Using a pocket notebook - 5. Daily Driver

by Stuart Lennon
The daily driver pocket notebook was my setup in the past.
I still use a notebook as a daily driver, but it is a desk-sized book. My pocket notebook now works ancillary to it.

Used in this way, the pocket notebook becomes task manager, journal and commonplace notebook all in one. My own method was to start the day with a gratitude note, i.e. one thing from the previous day for which I am grateful. Then I would start listing my major tasks for the day, and adding in any appointments. The book would be at my side all day, with tasks added or ticked off throughout. When I went out, the notebook would be in my pocket, ready for any thoughts that popped into my head.

Daily Driver has advantages.

1. Everything is in there. No confusion.
2. Variety. I was getting through a notebook every ten days or so. So, lots of new paper, ruling and covers to play with and admire.
3. Archive. I have several Field Notes Archive boxes, rammed with notebook after notebook. Fantastic to delve into...

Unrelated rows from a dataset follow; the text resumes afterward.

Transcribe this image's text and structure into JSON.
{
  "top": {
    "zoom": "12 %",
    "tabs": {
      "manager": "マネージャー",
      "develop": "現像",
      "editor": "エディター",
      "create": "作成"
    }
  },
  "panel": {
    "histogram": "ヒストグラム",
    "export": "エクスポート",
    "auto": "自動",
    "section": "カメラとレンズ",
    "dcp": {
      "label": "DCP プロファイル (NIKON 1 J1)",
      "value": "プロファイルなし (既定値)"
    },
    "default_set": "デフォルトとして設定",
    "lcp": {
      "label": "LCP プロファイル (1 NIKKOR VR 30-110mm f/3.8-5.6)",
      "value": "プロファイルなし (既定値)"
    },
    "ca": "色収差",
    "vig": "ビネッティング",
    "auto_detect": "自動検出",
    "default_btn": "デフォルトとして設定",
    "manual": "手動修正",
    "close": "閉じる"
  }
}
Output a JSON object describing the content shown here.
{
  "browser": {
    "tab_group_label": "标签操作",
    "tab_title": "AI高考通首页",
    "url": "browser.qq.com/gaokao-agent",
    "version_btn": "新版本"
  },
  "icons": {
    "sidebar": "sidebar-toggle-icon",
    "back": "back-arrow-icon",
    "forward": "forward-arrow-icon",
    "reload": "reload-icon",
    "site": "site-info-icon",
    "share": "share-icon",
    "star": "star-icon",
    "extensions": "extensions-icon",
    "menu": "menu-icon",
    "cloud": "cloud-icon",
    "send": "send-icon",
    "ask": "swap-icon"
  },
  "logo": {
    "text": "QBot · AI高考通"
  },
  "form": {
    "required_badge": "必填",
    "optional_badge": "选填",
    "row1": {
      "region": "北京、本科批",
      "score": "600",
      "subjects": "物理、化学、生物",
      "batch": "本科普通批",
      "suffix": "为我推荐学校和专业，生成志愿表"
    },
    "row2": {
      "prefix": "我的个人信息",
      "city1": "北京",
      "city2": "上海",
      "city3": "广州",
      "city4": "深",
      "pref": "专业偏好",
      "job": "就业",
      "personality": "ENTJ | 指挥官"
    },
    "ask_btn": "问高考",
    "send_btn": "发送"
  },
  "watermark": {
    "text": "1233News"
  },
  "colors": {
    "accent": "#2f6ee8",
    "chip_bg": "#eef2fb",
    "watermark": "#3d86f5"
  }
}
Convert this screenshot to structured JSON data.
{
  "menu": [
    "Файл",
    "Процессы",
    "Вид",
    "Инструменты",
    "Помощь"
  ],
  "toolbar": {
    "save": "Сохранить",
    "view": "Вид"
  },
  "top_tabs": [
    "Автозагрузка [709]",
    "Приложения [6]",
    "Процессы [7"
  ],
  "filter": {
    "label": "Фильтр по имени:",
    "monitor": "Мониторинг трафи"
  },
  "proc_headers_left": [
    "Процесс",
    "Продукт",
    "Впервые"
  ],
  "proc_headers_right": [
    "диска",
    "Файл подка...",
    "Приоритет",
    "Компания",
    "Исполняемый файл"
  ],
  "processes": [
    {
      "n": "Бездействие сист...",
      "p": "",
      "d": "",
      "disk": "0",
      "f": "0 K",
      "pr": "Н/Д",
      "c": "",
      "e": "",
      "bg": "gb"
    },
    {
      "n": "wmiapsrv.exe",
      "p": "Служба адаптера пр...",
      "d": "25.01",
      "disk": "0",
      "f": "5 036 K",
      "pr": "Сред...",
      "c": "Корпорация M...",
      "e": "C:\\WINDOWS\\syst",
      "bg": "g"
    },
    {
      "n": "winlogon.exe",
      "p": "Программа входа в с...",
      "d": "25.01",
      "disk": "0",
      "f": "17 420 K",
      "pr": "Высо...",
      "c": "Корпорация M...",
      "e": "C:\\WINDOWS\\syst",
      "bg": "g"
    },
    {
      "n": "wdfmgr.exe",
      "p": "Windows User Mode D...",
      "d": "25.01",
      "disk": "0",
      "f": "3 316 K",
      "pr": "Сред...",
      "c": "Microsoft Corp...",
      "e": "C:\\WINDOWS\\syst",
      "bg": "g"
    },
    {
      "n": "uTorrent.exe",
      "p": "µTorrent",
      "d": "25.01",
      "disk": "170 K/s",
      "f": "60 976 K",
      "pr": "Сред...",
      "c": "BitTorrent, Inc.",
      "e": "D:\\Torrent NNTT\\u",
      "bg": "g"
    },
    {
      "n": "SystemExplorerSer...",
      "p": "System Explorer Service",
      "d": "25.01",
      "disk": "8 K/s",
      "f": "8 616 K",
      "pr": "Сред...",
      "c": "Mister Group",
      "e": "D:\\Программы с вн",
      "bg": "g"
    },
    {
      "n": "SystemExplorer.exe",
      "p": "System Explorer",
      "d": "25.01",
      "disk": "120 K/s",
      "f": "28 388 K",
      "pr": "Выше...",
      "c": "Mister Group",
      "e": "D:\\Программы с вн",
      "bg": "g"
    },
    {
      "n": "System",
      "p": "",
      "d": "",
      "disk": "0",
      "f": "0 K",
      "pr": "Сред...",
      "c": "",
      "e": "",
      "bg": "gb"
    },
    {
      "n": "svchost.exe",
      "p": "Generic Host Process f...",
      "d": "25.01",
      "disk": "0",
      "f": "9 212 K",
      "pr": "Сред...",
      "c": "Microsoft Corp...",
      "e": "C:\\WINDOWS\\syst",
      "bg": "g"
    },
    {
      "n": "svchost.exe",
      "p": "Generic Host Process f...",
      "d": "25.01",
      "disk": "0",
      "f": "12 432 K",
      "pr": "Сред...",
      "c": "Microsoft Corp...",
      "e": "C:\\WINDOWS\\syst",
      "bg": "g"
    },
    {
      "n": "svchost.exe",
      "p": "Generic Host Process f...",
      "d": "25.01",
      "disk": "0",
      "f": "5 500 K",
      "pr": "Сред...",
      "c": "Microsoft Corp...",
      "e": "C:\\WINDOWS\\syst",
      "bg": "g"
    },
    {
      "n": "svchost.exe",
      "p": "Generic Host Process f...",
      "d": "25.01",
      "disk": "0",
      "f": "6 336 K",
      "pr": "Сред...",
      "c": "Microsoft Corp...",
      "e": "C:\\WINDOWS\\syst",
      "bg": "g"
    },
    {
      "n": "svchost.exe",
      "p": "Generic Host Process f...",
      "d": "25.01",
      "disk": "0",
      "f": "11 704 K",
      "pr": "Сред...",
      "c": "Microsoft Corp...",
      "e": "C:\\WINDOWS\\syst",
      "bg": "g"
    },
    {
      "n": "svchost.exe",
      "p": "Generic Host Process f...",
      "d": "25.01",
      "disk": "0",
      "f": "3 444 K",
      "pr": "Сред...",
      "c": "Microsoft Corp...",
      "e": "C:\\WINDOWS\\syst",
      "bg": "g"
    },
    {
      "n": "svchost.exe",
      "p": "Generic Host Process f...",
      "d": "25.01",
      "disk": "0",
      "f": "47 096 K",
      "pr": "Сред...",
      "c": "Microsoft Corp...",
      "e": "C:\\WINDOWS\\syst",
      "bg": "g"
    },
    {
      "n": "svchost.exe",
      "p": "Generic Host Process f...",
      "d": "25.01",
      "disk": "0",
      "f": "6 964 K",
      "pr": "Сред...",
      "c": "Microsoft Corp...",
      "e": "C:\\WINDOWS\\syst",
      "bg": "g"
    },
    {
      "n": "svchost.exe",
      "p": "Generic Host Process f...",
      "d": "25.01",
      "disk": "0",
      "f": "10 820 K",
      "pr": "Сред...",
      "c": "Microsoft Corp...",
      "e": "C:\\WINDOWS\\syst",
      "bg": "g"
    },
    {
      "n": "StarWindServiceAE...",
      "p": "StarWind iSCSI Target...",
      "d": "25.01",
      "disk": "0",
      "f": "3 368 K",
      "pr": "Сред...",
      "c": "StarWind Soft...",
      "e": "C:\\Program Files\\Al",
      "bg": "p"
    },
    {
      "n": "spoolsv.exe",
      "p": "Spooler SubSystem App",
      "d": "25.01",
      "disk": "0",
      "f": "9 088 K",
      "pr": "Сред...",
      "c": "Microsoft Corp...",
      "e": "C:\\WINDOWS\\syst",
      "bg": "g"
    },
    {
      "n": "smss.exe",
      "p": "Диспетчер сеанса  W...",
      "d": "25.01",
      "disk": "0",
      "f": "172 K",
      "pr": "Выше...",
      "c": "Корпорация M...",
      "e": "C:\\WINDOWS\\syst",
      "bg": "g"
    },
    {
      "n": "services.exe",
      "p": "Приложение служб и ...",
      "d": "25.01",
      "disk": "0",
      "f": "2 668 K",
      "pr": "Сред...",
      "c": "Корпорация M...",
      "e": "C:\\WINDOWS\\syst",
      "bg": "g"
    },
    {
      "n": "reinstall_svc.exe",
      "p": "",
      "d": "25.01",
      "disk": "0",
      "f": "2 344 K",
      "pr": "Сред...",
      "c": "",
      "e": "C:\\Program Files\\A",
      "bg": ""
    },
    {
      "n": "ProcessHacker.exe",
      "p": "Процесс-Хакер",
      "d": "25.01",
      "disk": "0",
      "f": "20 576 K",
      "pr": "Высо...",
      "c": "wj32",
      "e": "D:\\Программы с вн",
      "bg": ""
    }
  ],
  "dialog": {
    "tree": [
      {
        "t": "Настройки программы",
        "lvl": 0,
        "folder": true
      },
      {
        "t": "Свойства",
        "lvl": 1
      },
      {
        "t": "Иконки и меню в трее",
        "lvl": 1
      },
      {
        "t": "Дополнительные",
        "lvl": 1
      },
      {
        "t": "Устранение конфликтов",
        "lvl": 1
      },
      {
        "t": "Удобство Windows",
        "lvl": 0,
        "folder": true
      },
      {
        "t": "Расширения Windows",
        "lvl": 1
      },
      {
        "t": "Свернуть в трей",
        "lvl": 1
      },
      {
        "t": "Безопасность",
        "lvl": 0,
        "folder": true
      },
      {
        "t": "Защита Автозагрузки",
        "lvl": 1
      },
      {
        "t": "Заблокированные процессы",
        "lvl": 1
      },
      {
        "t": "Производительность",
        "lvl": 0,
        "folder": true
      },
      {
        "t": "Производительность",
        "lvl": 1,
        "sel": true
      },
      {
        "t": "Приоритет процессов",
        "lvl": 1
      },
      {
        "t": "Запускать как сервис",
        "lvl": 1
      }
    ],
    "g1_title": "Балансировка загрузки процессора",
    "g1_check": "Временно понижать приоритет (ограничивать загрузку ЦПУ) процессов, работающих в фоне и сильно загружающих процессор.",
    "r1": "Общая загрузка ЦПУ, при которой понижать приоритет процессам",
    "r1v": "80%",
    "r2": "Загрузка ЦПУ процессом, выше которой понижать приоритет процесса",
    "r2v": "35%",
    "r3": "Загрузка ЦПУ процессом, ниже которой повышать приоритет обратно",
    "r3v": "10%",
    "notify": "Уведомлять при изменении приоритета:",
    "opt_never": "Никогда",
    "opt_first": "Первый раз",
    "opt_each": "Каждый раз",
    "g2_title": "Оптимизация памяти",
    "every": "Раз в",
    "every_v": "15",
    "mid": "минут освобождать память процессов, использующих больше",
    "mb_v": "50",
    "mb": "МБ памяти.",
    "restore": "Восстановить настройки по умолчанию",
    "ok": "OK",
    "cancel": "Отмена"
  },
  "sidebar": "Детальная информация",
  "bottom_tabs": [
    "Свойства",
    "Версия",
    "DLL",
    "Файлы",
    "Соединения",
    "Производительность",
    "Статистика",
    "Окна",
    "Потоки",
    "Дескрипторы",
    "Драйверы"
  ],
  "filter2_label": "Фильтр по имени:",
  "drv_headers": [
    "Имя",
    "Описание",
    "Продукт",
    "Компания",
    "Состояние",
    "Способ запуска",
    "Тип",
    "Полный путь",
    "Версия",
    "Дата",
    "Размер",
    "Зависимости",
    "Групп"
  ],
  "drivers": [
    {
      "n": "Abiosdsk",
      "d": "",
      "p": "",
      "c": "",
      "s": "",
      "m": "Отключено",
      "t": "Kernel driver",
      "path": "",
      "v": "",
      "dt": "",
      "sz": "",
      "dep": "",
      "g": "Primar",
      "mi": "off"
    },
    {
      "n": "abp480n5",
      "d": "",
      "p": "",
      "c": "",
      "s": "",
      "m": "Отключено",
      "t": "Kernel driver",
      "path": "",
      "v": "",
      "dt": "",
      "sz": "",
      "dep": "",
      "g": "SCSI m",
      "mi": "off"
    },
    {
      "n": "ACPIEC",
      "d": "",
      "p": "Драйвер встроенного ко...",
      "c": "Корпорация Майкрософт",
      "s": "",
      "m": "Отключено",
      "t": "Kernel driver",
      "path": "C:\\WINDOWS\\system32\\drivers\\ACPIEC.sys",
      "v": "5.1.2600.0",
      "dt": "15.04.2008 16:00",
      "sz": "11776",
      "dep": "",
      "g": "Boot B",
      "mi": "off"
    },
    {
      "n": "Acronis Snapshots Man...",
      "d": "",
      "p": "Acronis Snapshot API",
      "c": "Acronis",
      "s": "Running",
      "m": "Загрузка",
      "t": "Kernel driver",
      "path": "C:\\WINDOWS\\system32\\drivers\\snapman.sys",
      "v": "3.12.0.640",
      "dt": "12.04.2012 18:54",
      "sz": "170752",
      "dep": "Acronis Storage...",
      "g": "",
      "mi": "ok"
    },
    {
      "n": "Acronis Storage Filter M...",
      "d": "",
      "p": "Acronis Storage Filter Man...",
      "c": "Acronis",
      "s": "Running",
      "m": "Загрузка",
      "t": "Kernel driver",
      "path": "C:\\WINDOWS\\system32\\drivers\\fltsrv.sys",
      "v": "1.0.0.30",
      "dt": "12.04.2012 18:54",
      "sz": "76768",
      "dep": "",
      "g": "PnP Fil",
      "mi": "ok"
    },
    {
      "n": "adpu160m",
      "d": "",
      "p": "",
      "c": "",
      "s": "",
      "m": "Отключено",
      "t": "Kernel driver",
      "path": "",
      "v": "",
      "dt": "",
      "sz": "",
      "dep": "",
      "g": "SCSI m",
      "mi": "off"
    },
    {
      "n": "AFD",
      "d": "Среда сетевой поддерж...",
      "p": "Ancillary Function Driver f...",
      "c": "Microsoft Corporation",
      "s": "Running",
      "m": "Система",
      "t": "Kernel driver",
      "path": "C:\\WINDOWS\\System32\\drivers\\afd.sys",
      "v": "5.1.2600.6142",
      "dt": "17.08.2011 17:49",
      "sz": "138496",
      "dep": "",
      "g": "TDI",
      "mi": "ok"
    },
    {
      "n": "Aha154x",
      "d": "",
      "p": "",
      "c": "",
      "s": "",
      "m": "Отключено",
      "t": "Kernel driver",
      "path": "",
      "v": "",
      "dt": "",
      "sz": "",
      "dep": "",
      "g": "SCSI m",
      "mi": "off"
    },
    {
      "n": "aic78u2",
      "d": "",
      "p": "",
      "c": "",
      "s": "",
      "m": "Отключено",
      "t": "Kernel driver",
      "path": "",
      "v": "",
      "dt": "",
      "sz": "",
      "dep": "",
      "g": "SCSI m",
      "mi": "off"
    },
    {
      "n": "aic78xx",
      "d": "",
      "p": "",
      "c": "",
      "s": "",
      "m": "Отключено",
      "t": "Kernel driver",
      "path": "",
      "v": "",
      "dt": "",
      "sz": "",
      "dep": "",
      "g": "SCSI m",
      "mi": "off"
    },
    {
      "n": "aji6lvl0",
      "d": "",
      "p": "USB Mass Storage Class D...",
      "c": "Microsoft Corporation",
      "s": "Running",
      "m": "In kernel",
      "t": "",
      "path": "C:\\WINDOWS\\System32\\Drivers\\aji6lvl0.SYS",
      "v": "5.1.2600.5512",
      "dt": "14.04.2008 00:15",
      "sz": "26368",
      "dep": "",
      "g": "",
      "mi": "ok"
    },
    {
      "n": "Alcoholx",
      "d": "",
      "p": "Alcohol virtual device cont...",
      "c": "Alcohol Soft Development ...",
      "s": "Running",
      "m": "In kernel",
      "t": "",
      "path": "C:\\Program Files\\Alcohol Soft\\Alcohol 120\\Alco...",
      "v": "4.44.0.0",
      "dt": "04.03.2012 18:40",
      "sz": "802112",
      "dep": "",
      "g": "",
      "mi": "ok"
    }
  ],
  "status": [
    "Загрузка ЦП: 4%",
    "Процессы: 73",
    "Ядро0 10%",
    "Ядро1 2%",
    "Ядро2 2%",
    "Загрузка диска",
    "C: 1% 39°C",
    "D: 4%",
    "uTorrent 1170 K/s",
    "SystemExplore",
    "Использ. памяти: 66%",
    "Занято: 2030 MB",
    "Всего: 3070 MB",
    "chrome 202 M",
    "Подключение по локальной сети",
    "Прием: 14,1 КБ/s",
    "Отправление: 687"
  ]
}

There are disadvantages too.

1. Which book did I write that in?
2. Variety. Oh - I hate this weird reticule
3. Archive. “How many notebooks do you need?” (I paraphrase Mrs L.)

I moved to a desk book, because my daily notes now run to three or four A5 pages and I still fill a couple of pages in a pocket book too. Nevertheless, I still love trawling through my used pocket notebooks, reminiscing.
In fact from time to time, TJ Cosgrove and I swap archived notes on our podcast 1857.

Next week, the Commonplace notebook.